This one was the end result of a nice Saturday trail ride that ended up in a little canyon called Red Creek. The water was flowing down the center of the creek bed….just enough to cool off the 90°+ day.I was amazed at how high the water can actually get. We saw brush debris well over 6 feet up the bank and in the trees. (This was in a section of the creek that was about 60′ across with bedrock walls.) I don’t think I would like to have my Jeep in there when that wall of water came through. They don’t call them flash floods for nothing!
Although difficult to see, this is the Verde River in Arizona at the point where the Sheep Bridge, built in 1943, once crossed the river. The local sheep herders built the bridge so that they could move their flocks back and forth across the river and gain access to the cooler mountain grazing in the summer months.
This is the original structure that anchored the bridge on the West bank of the Verde River. It was originally built from heavy timber, and was soon reinforced with concrete to better secure the bridge. It was made entirely by hand tools. No heavy machinery was used.
The old bridge was taken down in 1989 and this new steel suspension structure was put up in its place. I wish I had been able to see the old bridge before it was removed.

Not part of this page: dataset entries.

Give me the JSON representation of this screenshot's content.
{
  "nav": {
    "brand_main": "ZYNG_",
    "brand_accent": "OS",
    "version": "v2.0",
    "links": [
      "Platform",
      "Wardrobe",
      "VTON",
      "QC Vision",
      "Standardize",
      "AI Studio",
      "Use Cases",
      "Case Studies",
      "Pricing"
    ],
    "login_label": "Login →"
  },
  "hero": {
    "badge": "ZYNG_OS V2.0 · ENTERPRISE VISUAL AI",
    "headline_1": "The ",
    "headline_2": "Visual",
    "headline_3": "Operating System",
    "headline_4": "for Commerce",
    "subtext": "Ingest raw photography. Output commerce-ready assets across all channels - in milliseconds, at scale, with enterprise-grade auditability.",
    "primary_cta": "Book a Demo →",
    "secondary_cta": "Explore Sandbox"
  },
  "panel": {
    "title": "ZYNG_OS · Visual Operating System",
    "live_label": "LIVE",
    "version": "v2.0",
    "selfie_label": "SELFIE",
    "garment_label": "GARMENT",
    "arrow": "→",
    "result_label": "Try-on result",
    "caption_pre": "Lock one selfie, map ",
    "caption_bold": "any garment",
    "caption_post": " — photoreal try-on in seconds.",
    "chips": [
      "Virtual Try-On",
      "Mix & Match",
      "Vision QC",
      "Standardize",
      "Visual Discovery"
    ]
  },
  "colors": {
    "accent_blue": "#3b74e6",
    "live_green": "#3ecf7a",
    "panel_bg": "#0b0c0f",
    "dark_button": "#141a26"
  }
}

A view straight down the new bridge. If memory serves me correctly, it is a bit over 400′ in length.The Sheep Bridge is located in the Tonto National Forest.

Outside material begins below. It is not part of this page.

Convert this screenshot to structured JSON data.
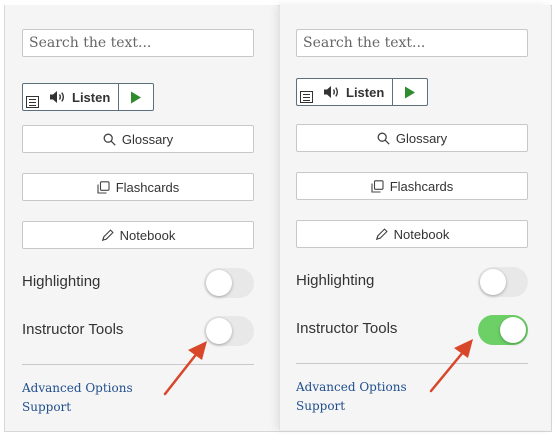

Red Creek – December 1999
I returned to Red Creek Canyon in December with my off-road buddy, Joe Ruby. It was part of a two day (over night) Jeep trip that we took (nice to have some vacation time stashed away for such events!). We got to the creek with less than a couple of hours of daylight left. About a mile from where it joins the Verde River, we found a great spot to call it a day and set up camp. We picked a gravel bar that had built up during the last flash flood. Around a nice camp fire, Joe and I discussed differentials and gearing, tires, t-cases, you name it, I think we covered it. At 11:30 PM, I climbed into my Jeep, parked just 3′ from the flowing water, and listened to it until it lulled me to sleep.
Got the fire going as the sun was going down and the night air was setting in.
We found ice, 3/4″ thick, on a small pool of standing water the following morning.
The canyon walls block out the direct sunlight as we break camp and head
down stream towards the Verde River the next morning. Notice the lack of
anything that looks like a trail. I was able to test my new Tomken gas tank
skid plate many times on this run. It did a GREAT job! Many portions of the creek
were significantly worse than this. Most of these in this picture are about 10″ ~12″ high.
Red Creek meets the Verde River. Many of the trees still have quite a few leaves left.
Looking downstream from where I was standing when I snapped the above picture.
Joe climbed up on a bedrock outcropping and snapped a picture of me
and our two Jeeps.
By the way, did you know that your kindly US Forest Service is currently
trying to close 347,000 miles of Jeep trails, just like the Red Creek Trail?
Write your congressman and tell them we want these trails left open so we can enjoy our land.